That’s the upshot of a recent survey of 1,223 employed U.S. adults by Harris Interactive. The study, released Tuesday, August 28, and sponsored by human resources software firm Kronos, found exceptional health care coverage to be the most desired benefit currently not offered by employers. Among benefits employees currently do not have, 100 percent coverage of health care costs by the employer is considered a more desirable benefit to employees than competitive salary.
“Along with competitive pay, employees are clearly looking for increased fringe benefits, most importantly, health care,” Jared Bernstein, senior economist at the Economic Policy Institute think tank, said in a statement. “Employers who recognize and respond to these needs will be rewarded with stronger employee relationships and a more dedicated workforce.”
The system of employer-based health care coverage in the U.S. has roots in the World War II period, when companies began offering health insurance as a fringe benefit to attract workers in a tight labor market. But the percentage of Americans without health care coverage has been rising in recent years. The U.S. Census Bureau on Tuesday, August 28, said the number of people without health coverage rose from 44.8 million—15.3 percent—in 2005 to 47 million—15.8 percent—in 2006.
One reason for the trend is that employees are struggling to pay for their share of employer-sponsored health care, says Helen Darling, president of the National Business Group on Health, a nonprofit group that represents large employers.
Darling says big companies generally are not pushing a higher percentage of health care costs to employers these days, as they were doing several years back. On the other hand, raising the level of the employer’s share much beyond the national average of 80 percent does not make sense, she argues. That’s because employees are unlikely to value a benefit if it is completely free, Darling says.
“I don’t think anybody’s going to do that,” she says.

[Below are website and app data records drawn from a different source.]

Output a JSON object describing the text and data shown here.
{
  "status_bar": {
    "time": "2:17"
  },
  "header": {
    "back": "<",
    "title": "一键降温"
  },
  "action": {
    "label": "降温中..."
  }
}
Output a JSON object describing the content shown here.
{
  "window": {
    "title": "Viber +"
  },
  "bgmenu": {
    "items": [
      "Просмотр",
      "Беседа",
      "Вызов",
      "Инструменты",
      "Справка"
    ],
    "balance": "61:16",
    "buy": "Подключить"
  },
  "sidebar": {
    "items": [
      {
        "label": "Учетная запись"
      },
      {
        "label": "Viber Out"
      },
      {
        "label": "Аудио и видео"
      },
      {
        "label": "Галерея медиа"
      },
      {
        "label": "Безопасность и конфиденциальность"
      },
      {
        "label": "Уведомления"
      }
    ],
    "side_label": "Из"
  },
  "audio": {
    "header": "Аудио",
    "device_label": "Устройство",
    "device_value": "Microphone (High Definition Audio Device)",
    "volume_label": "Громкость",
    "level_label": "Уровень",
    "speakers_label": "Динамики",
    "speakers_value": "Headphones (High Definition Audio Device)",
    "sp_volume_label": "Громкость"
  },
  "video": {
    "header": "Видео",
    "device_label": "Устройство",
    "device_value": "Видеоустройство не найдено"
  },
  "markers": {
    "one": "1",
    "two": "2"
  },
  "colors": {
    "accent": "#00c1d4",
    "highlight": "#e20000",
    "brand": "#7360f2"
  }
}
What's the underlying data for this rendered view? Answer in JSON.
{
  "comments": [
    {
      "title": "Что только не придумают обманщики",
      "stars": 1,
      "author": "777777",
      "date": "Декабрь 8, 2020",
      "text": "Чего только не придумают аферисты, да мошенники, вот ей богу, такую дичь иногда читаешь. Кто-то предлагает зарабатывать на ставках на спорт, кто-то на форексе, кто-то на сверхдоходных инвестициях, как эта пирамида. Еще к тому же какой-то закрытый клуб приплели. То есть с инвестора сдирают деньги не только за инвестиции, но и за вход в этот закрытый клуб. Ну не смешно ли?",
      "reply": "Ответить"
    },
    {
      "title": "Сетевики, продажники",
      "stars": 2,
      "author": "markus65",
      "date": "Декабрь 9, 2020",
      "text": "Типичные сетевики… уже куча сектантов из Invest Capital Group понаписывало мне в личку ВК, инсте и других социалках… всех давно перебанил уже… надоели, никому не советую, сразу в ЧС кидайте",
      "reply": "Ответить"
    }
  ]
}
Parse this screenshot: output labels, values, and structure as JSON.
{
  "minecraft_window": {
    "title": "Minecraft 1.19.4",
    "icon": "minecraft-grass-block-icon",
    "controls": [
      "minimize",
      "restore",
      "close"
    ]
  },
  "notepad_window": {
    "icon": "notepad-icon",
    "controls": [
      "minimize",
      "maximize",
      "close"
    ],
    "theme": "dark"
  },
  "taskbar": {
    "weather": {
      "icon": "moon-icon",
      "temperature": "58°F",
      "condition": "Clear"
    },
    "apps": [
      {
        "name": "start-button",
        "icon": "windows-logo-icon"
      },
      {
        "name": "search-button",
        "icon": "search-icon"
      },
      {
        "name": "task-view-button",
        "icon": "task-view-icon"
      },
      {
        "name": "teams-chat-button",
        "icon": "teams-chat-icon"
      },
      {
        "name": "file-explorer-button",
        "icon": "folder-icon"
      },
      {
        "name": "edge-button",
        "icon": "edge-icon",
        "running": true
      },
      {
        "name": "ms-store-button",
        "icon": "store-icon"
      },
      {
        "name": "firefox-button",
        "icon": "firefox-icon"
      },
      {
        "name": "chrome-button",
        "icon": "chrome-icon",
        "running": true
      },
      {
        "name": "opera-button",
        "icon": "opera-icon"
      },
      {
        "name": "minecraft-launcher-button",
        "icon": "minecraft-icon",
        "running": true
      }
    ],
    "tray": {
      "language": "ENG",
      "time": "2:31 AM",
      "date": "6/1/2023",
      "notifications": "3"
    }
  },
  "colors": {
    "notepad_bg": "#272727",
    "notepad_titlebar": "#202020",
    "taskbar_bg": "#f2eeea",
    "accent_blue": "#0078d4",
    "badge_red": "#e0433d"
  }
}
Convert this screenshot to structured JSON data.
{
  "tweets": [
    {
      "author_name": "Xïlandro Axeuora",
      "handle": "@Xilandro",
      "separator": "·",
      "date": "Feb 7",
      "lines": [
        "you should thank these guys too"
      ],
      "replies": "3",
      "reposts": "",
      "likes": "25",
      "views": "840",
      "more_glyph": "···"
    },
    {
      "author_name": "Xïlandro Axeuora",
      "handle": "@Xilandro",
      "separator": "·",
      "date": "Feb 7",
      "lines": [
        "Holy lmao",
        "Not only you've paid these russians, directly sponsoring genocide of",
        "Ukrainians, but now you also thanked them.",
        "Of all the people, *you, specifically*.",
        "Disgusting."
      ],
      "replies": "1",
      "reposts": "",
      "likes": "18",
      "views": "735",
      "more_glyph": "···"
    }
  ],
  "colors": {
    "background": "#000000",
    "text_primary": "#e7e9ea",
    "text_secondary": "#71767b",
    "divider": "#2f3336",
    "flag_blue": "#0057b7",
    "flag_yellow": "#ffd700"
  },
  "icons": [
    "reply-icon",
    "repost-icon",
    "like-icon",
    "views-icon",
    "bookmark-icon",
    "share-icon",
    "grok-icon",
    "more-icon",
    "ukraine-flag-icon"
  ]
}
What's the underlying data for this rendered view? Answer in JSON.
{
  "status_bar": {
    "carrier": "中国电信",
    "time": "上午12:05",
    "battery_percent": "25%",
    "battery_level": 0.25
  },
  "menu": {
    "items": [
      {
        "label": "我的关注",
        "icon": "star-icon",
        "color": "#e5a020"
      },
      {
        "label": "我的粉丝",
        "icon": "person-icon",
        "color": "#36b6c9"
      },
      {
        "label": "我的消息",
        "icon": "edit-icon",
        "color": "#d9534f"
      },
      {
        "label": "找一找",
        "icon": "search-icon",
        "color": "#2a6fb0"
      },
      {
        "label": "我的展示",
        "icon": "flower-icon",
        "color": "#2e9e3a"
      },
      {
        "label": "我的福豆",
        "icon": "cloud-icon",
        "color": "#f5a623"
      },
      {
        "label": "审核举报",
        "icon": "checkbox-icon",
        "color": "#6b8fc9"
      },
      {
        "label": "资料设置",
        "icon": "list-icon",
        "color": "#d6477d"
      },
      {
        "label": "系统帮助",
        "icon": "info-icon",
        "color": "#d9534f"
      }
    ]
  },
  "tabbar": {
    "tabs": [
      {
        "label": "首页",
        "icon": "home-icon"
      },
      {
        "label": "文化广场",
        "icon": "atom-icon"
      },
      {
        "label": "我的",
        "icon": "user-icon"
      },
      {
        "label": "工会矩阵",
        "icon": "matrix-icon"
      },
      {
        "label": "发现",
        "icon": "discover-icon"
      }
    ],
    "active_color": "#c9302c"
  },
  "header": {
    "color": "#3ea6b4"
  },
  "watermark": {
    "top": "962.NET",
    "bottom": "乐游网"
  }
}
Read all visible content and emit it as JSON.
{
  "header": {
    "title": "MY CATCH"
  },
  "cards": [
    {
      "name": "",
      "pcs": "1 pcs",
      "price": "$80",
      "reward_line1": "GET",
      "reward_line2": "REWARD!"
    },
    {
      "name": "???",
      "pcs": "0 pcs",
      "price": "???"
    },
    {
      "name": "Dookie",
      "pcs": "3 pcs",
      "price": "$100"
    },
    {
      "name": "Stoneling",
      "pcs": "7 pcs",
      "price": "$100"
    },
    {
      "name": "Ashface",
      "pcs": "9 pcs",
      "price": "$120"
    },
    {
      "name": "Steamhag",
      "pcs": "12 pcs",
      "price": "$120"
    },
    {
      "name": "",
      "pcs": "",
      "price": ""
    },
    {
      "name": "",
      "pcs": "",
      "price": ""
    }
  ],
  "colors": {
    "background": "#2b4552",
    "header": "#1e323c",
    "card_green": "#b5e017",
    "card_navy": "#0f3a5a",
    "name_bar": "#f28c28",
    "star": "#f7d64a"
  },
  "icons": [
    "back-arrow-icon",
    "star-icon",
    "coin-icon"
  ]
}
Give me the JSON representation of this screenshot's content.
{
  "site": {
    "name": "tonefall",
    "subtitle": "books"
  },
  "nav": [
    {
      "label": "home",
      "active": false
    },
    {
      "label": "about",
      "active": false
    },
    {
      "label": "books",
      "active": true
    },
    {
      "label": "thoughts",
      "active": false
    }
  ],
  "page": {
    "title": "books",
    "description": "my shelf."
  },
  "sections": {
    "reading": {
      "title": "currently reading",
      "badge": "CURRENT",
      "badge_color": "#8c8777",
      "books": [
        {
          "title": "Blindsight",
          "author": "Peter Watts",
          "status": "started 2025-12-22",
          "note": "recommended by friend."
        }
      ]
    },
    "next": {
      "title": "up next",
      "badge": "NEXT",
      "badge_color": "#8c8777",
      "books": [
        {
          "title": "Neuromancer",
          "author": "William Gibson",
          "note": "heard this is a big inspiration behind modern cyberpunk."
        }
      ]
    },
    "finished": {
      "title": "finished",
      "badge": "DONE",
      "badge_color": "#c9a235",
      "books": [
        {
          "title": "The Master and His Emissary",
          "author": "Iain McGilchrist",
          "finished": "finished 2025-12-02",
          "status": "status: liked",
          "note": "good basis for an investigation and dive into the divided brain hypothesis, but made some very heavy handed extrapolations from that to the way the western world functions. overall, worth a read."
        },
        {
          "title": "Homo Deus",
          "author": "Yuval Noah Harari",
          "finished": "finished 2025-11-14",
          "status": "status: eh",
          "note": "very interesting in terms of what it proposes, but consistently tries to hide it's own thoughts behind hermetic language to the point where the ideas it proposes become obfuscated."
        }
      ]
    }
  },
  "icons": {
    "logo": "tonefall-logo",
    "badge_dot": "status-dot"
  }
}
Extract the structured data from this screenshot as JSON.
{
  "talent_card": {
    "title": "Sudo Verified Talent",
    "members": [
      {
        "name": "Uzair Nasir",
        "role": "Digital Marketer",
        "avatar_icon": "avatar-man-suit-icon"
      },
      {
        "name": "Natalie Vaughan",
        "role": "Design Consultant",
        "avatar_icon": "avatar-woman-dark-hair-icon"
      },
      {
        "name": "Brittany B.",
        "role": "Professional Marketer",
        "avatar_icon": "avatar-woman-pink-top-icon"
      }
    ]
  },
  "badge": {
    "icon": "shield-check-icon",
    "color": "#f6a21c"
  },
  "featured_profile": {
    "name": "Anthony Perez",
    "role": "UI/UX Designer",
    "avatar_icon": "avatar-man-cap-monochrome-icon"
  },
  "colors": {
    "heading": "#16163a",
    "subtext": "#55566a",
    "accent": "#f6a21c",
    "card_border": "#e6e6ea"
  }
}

Like the new Kronos-sponsored survey, a study earlier this year by the National Business Group on Health found health care coverage to be vital to employees. Its poll of 1,619 employees at large U.S. employers found that most workers consider the health plan to be their most important benefit and that they have little interest in purchasing coverage on their own. The report also showed that employees are generally unwilling to reduce their health benefits in order to increase other benefits such as a retirement savings plan.
Darling says smart organizations are taking steps to improve the health of their workforce, which can help employees and reduce health care costs for the corporation. These measures include paying for selective preventive services, such as colonoscopies and vaccinations. She says companies are also giving financial incentives for healthy life choices, such as not smoking.
“I think we will see more and more of that,” Darling says.
During the past four decades, the average growth in health spending in the U.S. has exceeded the growth of the economy as a whole by between 1.3 and 3.1 percent, according to an August report by the Henry J. Kaiser Family Foundation. But since 2003, the foundation says, the rate of increase in premiums for employer-sponsored health insurance has been falling, to 7.7 percent last year.
That’s good news for U.S. businesses, which frequently compete with foreign-based competitors who can rely on national health care systems to provide their employees with health coverage.
Despite the trend of slower-growing premiums, there’s plenty of talk in the country about bigger reforms to the health care system. These include greater use of health savings accounts and some form of universal health care.
In the meantime, the recent Kronos-sponsored study suggests companies should continue to provide their employees with health insurance if they want to fight turnover. Workers surveyed in the report ranked a comprehensive health care benefits program among the top three reasons they have stayed with their longest-term employer.